And, in a far corner of Irving’s scaffold rises a stout, jet-black pipe. A few hundred feet away, a matching structure presides over the museum’s sculpture garden: Theaster Gates’ Black Vessel for a Saint. Commissioned by the Walker in 2017, Gates’ temple-like vessel is constructed of black bricks the artist manufactured himself. In the center of the structure, a concrete statue of St. Laurence stands tall; the patron saint of archivists and librarians, he holds a quill in one hand and a book in the other. When the city of Chicago determined to tear down the historic Church of St. Laurence, Gates salvaged its namesake statue, coating it in protective tar before making it the centerpiece of Black Vessel for a Saint. Though Irving does not reference him directly, Gates shares an intention of elevating the mundane to the sacred, utilizing materials emblematic of Midwestern urban America to do so. It feels all too fitting that the saint of archivists be located in close proximity to Archaeology of the Present, as if St. Laurence is looking after Irving’s labor and the artifacts he excavates.
When visiting Archaeology of the Present, the smell of fresh-cut lumber emanates from the plywood scaffold, clinging to the air. The strong, woody odor conjures the unseen labor that Irving and the museum’s production team gave to construct the massive platform. Accompanying the smell is the sense that, like an excavation team proudly unveiling a new dig that might contribute to a greater understanding of human civilization, this scaffolding was hurriedly built to show visitors a set of urgently unraveling truths. Irving’s newspaper clippings and online printouts incorporate a dizzying array of sources: a strip sharing COVID-19 death tolls, a front page of the Chicago Tribune from the 1920s chronicling Ku Klux Klan violence, and a Wayfair advertisement selling television stands, to name a few. At first, I found myself wanting to tie these pieces together into some neat narrative about the space Irving is constructing. But such an approach seems to contradict the platform’s purpose: the installation does not seek a single vision of a city, but desires instead to create a common ground where place can be contemplated in all its conflicts and contradictions.
While driving home from the Walker, I try to avoid the gaping potholes that another Minnesota spring has ripped open. When I weave around a collection of splitting asphalt, I think of Irving’s hand-pressed tiles, which he hand-fired in another Midwestern city that looks much—and not at all—like this one. I think of the fact that, the next time I drive this road, the potholes will likely be covered up, the “slow-moving work” of road repair taking place while I’m asleep or otherwise not paying attention. The labor of these workers hold together a city that is constantly bursting open, remaking itself before it is paved over again.

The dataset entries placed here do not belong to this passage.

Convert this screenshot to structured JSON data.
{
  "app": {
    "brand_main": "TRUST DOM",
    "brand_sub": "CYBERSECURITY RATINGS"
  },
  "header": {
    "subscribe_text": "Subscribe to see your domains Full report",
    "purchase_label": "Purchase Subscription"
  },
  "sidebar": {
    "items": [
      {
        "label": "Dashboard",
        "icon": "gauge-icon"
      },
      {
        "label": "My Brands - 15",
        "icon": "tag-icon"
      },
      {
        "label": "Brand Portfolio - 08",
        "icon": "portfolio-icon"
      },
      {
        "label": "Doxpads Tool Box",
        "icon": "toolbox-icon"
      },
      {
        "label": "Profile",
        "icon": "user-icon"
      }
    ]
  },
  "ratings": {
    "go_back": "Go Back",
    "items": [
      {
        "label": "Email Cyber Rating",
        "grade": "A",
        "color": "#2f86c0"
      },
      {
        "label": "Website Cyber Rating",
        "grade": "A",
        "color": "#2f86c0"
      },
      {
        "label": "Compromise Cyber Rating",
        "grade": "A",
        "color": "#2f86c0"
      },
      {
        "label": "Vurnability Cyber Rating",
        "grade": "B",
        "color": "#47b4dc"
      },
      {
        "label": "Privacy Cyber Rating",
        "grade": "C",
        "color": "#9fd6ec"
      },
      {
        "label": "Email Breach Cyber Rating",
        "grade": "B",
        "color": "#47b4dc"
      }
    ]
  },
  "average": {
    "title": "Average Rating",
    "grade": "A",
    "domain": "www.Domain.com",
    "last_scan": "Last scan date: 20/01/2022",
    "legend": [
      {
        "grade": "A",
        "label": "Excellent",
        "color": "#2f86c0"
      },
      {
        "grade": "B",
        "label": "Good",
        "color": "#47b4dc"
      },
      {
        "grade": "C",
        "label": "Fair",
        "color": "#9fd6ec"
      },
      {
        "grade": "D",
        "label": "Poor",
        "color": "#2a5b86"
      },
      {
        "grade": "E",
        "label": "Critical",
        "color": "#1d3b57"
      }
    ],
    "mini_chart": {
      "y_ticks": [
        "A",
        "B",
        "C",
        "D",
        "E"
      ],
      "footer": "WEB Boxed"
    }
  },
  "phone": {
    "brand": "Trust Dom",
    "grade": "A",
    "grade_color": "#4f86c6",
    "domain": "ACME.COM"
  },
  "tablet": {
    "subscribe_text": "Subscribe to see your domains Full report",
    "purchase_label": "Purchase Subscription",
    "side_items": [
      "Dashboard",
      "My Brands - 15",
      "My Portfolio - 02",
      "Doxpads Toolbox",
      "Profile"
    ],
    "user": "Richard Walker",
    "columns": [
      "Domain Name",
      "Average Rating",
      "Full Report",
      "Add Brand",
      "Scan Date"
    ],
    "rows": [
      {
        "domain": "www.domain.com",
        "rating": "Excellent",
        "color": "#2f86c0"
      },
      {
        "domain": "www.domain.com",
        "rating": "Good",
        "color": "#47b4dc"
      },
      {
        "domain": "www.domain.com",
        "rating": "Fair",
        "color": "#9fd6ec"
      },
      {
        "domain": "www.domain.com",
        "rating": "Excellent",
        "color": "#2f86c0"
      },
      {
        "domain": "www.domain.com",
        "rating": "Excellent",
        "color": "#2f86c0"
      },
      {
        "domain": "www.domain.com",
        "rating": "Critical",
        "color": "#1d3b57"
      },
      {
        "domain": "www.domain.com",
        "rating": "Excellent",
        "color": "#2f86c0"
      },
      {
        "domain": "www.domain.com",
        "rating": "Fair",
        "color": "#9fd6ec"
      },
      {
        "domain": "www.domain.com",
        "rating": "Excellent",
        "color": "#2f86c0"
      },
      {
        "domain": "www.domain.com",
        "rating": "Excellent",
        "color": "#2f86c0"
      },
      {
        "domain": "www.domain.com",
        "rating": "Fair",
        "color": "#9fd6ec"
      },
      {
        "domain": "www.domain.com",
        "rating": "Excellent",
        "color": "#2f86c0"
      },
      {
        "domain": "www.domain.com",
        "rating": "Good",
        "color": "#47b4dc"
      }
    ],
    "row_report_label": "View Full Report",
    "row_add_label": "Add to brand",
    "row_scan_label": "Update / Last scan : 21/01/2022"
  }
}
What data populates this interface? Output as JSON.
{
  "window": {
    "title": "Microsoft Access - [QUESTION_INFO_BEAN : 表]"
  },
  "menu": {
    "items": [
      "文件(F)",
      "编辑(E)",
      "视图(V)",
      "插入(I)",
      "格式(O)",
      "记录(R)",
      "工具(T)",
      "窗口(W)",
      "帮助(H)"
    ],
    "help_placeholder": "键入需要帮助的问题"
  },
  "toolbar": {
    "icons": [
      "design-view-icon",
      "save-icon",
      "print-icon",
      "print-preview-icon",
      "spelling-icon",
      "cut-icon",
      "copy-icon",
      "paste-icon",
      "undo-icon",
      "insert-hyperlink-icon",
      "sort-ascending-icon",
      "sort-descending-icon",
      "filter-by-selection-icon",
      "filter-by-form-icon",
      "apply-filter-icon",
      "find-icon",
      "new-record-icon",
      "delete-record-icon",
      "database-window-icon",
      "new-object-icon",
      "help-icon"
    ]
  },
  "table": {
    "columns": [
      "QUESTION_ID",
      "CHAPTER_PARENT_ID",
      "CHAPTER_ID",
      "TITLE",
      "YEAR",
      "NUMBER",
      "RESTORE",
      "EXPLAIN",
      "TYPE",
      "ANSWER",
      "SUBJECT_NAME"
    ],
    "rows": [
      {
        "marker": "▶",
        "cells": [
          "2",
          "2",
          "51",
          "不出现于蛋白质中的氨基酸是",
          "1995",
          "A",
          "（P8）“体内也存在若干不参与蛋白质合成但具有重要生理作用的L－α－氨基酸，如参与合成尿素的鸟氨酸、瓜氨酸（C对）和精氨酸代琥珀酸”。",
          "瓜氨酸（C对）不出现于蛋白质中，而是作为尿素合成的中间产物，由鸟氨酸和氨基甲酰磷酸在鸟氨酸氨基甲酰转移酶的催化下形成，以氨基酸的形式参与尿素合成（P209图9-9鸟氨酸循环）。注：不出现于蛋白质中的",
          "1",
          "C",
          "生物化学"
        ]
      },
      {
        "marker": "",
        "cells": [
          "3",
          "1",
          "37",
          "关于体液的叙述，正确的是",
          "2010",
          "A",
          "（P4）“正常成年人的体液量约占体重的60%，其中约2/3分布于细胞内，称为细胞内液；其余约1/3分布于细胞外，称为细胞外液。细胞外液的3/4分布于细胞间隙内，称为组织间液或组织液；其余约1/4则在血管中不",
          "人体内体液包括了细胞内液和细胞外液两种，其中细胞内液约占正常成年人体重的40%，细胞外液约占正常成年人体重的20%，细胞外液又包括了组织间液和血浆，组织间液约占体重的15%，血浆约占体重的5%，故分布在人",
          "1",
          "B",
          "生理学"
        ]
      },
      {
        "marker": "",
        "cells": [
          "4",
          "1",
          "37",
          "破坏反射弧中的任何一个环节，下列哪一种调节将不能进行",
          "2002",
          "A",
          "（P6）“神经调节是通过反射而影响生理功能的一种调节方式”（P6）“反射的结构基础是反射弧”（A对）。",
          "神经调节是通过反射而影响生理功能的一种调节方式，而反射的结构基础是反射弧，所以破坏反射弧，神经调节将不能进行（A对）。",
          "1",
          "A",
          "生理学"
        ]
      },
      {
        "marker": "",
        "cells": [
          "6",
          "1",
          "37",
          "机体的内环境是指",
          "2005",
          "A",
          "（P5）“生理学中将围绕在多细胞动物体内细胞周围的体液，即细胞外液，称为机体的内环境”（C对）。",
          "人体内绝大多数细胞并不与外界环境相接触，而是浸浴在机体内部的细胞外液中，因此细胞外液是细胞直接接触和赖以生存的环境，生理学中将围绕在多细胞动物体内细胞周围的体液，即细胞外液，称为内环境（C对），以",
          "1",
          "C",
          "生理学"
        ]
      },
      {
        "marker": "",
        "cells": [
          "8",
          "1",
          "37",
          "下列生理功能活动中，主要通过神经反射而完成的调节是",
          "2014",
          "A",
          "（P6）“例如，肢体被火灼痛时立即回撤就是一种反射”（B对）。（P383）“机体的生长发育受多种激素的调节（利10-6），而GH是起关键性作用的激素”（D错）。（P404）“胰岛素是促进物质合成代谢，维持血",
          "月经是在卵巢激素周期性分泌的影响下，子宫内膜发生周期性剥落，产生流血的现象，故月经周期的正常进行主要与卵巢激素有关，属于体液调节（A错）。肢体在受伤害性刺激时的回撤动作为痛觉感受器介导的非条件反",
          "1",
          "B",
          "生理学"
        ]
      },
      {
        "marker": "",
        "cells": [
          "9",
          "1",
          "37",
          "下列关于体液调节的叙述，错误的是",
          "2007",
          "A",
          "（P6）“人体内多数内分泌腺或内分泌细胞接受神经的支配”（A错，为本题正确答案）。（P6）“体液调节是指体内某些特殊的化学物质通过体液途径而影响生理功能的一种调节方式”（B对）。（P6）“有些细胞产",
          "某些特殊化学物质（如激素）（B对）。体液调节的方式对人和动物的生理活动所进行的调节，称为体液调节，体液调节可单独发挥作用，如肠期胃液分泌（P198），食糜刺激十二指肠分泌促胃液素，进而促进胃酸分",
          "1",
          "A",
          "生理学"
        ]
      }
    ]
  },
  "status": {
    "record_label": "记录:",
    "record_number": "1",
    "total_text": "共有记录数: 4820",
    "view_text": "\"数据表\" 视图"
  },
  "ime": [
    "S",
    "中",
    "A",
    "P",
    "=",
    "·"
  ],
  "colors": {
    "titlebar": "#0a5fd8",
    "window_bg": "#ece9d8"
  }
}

A Lapse into the Ephemeral is on view at the Rochester Art Center until July 16, 2023. More information at rochesterartcenter.org. Archaeology of the Present is on view until January 21, 2024. More information at walkerart.org.